Myles H. Tanenbaum, 82, a man who held court in fields as diverse as mall development, synagogue construction and building a springtime football team for Philadelphia, died Aug. 31 at the Quadrangle in Haverford, battling Alzheimer’s disease.
A graduate of the Wharton School of the University of Pennsylvania, as well as Penn law school, the Gladwyne resident made his mark in the main as a partner in Kravco, whose area real estate empire extended to King of Prussia, where the Plaza and the Court unfolded under his watch, in addition to the Oxford Valley Mall.
In an interview in his office in King of Prussia, he told the Jewish Exponent some 35 years ago that he envisioned malls as a natural form of entertainment for shoppers eager to make their purchases in an area that all family members could enjoy themselves. Indeed, the establishment of the King of Prussia Mall and the Plaza was instrumental in the explosion of interest and traffic along the Route 202 Corridor.
The developer left Kravco in 1988, several years after he had already become president of EQK Realty Investors.

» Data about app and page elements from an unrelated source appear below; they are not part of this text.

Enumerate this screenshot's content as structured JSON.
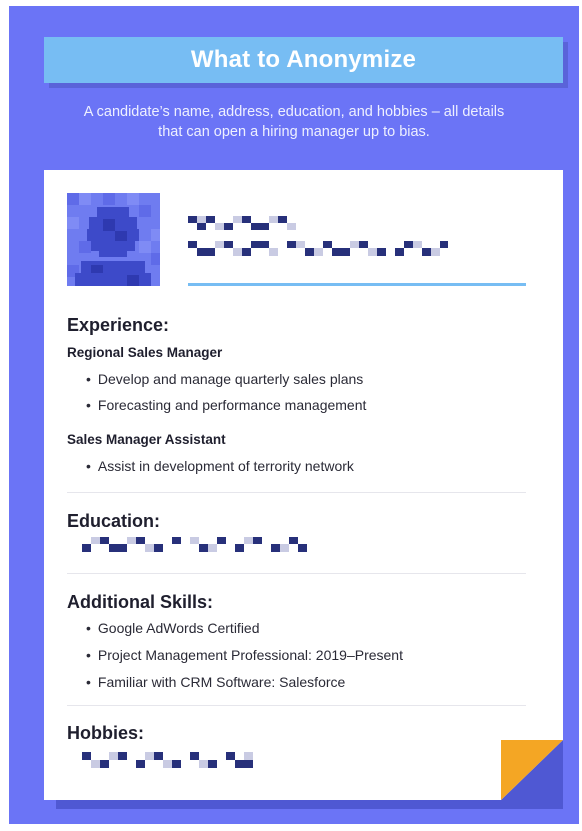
{
  "header": {
    "title": "What to Anonymize",
    "subtitle": "A candidate’s name, address, education, and hobbies – all details that can open a hiring manager up to bias."
  },
  "resume": {
    "experience": {
      "heading": "Experience:",
      "roles": [
        {
          "title": "Regional Sales Manager",
          "bullets": [
            "Develop and manage quarterly sales plans",
            "Forecasting and performance management"
          ]
        },
        {
          "title": "Sales Manager Assistant",
          "bullets": [
            "Assist in development of terrority network"
          ]
        }
      ]
    },
    "education": {
      "heading": "Education:"
    },
    "skills": {
      "heading": "Additional Skills:",
      "items": [
        "Google AdWords Certified",
        "Project Management Professional: 2019–Present",
        "Familiar with CRM Software: Salesforce"
      ]
    },
    "hobbies": {
      "heading": "Hobbies:"
    }
  },
  "colors": {
    "background": "#6b74f6",
    "banner": "#77bdf3",
    "fold": "#f4a624",
    "pixel_dark": "#27307a",
    "pixel_light": "#c9cbe3"
  }
}
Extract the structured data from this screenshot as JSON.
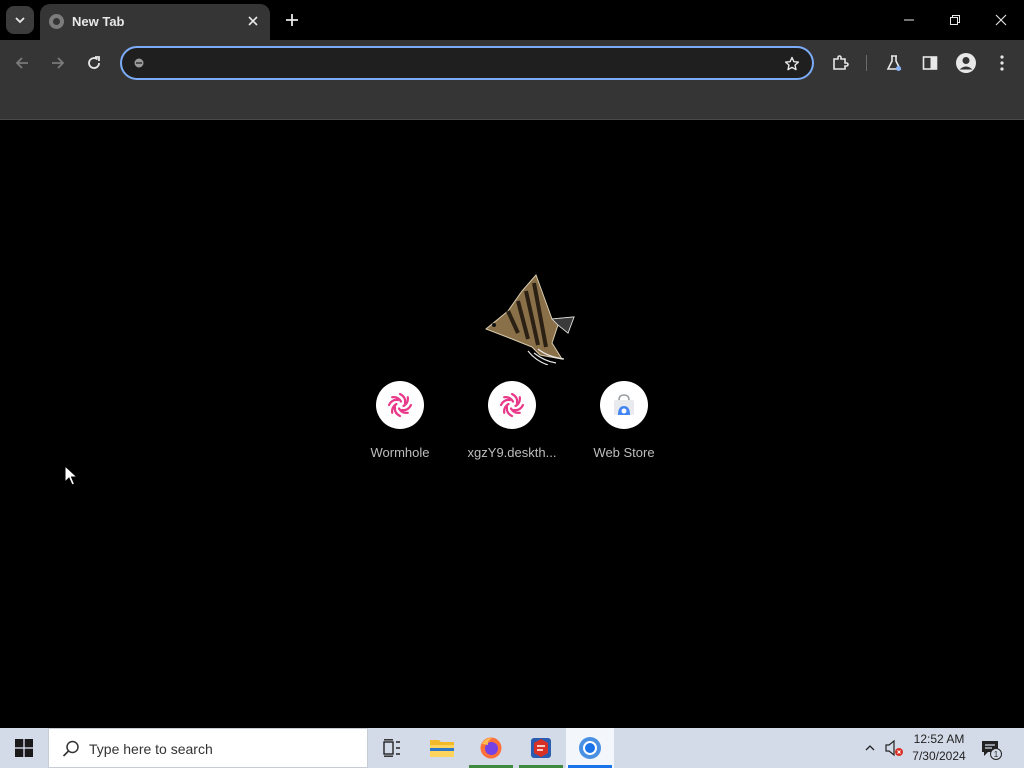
{
  "browser": {
    "tab": {
      "title": "New Tab"
    },
    "omnibox": {
      "value": "",
      "placeholder": ""
    }
  },
  "ntp": {
    "shortcuts": [
      {
        "label": "Wormhole",
        "icon": "wormhole-icon"
      },
      {
        "label": "xgzY9.deskth...",
        "icon": "wormhole-icon"
      },
      {
        "label": "Web Store",
        "icon": "web-store-icon"
      }
    ]
  },
  "taskbar": {
    "search_placeholder": "Type here to search",
    "time": "12:52 AM",
    "date": "7/30/2024",
    "notification_count": "1"
  },
  "colors": {
    "omnibox_focus": "#7cacf8",
    "wormhole_pink": "#e8388a",
    "taskbar_bg": "#d4dbe8"
  }
}
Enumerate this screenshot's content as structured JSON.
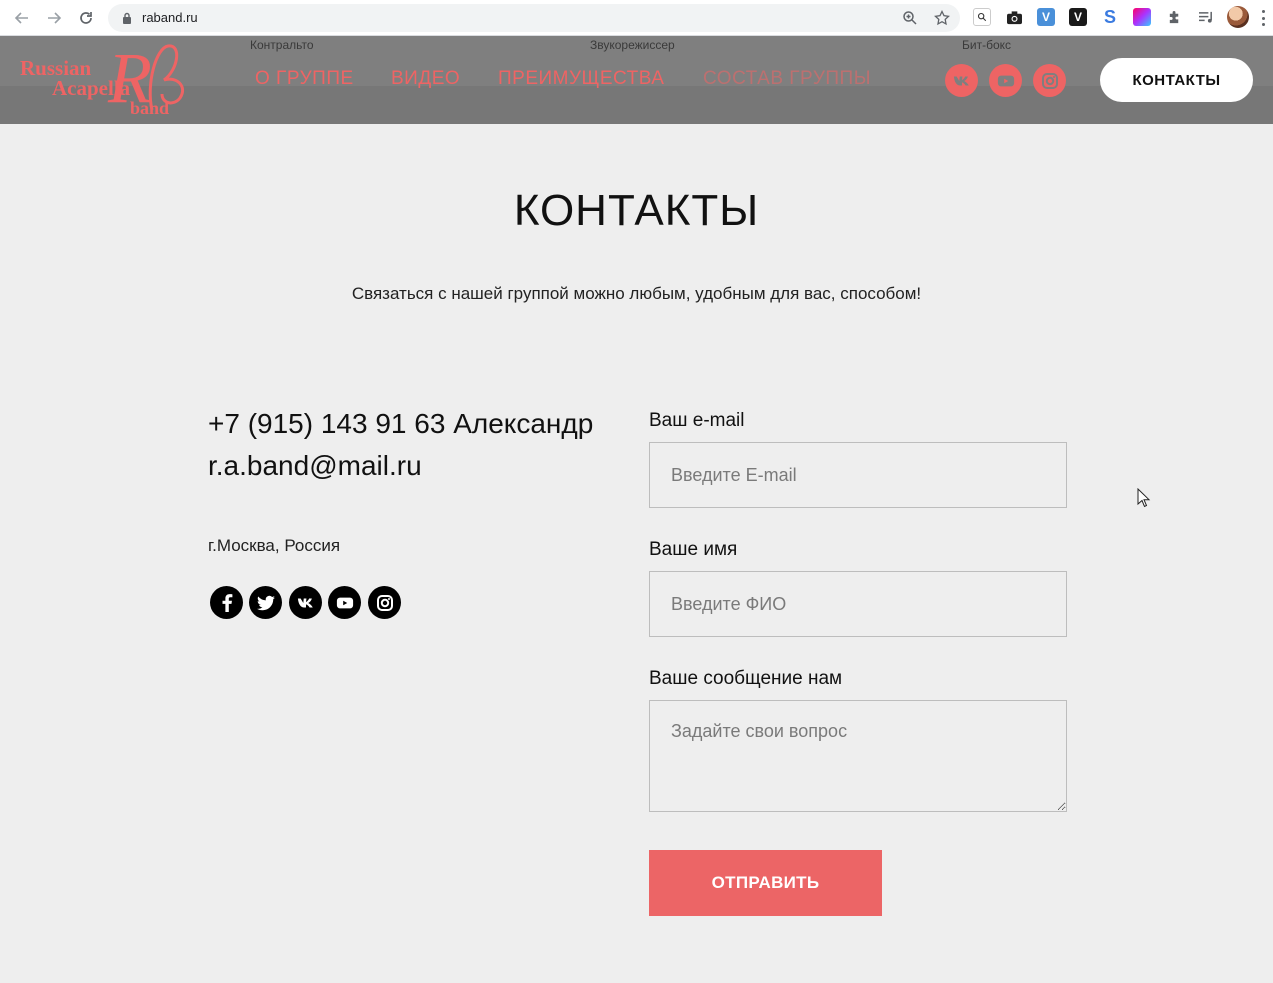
{
  "browser": {
    "url": "raband.ru"
  },
  "header": {
    "logo": {
      "line1": "Russian",
      "line2": "Acapella",
      "line3": "band",
      "monogram": "R"
    },
    "menu": [
      {
        "label": "О ГРУППЕ",
        "caption": "Контральто"
      },
      {
        "label": "ВИДЕО",
        "caption": ""
      },
      {
        "label": "ПРЕИМУЩЕСТВА",
        "caption": "Звукорежиссер"
      },
      {
        "label": "СОСТАВ ГРУППЫ",
        "caption": ""
      }
    ],
    "social_caption": "Бит-бокс",
    "contacts_button": "КОНТАКТЫ"
  },
  "main": {
    "title": "КОНТАКТЫ",
    "subtitle": "Связаться с нашей группой можно любым, удобным для вас, способом!",
    "phone": "+7 (915) 143 91 63 Александр",
    "email": "r.a.band@mail.ru",
    "city": "г.Москва, Россия"
  },
  "form": {
    "email_label": "Ваш e-mail",
    "email_placeholder": "Введите E-mail",
    "name_label": "Ваше имя",
    "name_placeholder": "Введите ФИО",
    "message_label": "Ваше сообщение нам",
    "message_placeholder": "Задайте свои вопрос",
    "submit": "ОТПРАВИТЬ"
  },
  "colors": {
    "accent": "#ec6566",
    "header_bg": "#7f7f7f",
    "page_bg": "#eeeeee"
  }
}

Politically, Tanenbaum had been co-chair of the local Republican Jewish Coalition, co-writing an op-ed for the Jewish Exponent touting John McCain’s presidential bid in 2008.
Investing time and effort in the Jewish community was also important to this Queens, N.Y., native. Indeed, more than 50 years ago, Tanenbaum joined other area residents to provide funding for a new synagogue in Cheltenham, Congregation Melrose B’nai Israel, which recently moved to rent space from Reform Congregation Keneseth Israel in Elkins Park.

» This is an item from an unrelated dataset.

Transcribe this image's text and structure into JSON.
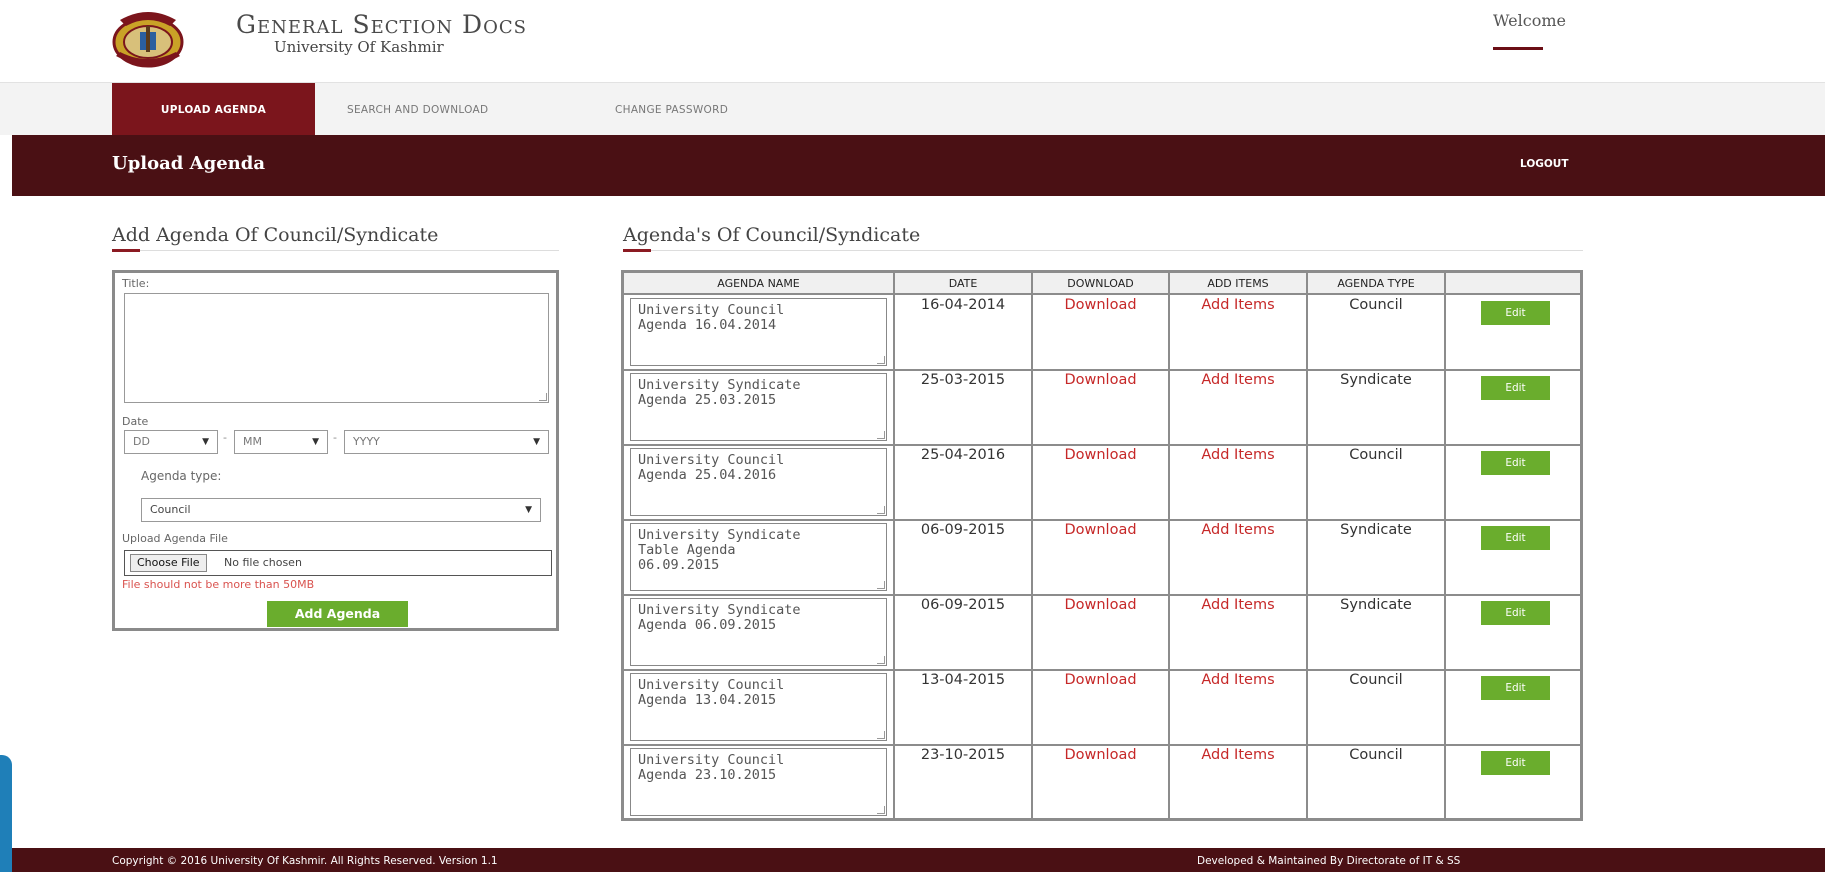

It wasn’t the only building of Jewish interest he helped establish: Named after his parents, the Jeanne and Bennett Tanenbaum Music Conservatory proved a notable addition to the cultural landscape of Netivot, Israel. Tanenbaum also served in the past as president of the National Museum of American Jewish History and served as co-chair of its capital campaign as it prepared its move to its new home in Society Hill.
A member of seemingly countless boards, including that of his alma mater, where he also was instrumental in establishing the Zell/Lurie Real Estate Center at Wharton and funding the law school’s Tanenbaum Hall, the real estate mogul, a certified public accountant, wasn’t all business. He held a certain love in his heart for sports and perhaps got one of his biggest kicks out of becoming a principal owner of the Philadelphia Stars in the just-established United States Football League in 1983.
The team captured the title in 1984, the league’s second year of operation, after losing in the championship game in 1983, all the while sporting the colors of another of Tanenbaum’s alma maters, Central High School.
The fledgling league didn’t make it past the third year; the Stars also captured the flag that final year but from their new home in Baltimore.
Tanenbaum is survived by his daughter, Sharon; sons Steven and Lawrence; and seven grandchildren. He was predeceased by daughter Nicole and wife Ruthe Freedman.